Page and application data records:

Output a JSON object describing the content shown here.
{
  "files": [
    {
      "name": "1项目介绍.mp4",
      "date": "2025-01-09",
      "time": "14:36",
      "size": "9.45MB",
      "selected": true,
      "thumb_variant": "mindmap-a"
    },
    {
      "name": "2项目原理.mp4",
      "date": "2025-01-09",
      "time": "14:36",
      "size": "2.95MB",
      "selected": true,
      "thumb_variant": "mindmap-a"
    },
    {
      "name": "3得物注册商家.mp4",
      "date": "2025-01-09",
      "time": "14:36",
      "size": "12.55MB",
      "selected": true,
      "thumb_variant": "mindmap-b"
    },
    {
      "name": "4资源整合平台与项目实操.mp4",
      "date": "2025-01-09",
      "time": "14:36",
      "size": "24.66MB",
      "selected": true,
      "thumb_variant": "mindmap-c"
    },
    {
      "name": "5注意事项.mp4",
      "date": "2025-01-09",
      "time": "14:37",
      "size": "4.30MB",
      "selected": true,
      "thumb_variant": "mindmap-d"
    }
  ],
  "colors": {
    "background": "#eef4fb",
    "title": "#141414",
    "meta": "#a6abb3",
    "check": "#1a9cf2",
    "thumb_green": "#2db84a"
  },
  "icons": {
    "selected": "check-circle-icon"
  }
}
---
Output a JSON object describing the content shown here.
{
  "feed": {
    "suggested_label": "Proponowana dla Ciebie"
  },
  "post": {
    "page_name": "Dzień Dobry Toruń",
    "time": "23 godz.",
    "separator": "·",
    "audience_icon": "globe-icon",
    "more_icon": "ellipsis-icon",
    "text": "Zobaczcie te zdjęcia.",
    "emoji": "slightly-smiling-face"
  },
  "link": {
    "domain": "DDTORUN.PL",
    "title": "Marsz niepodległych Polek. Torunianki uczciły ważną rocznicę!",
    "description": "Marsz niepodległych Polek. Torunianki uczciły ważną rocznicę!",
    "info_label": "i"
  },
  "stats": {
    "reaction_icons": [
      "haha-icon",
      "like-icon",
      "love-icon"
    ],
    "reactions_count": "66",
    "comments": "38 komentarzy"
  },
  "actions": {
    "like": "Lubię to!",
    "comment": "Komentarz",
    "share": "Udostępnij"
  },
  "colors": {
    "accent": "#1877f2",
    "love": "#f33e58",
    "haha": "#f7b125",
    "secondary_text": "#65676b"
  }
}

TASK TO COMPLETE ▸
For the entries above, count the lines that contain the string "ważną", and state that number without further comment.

RESULT BELOW ▸
2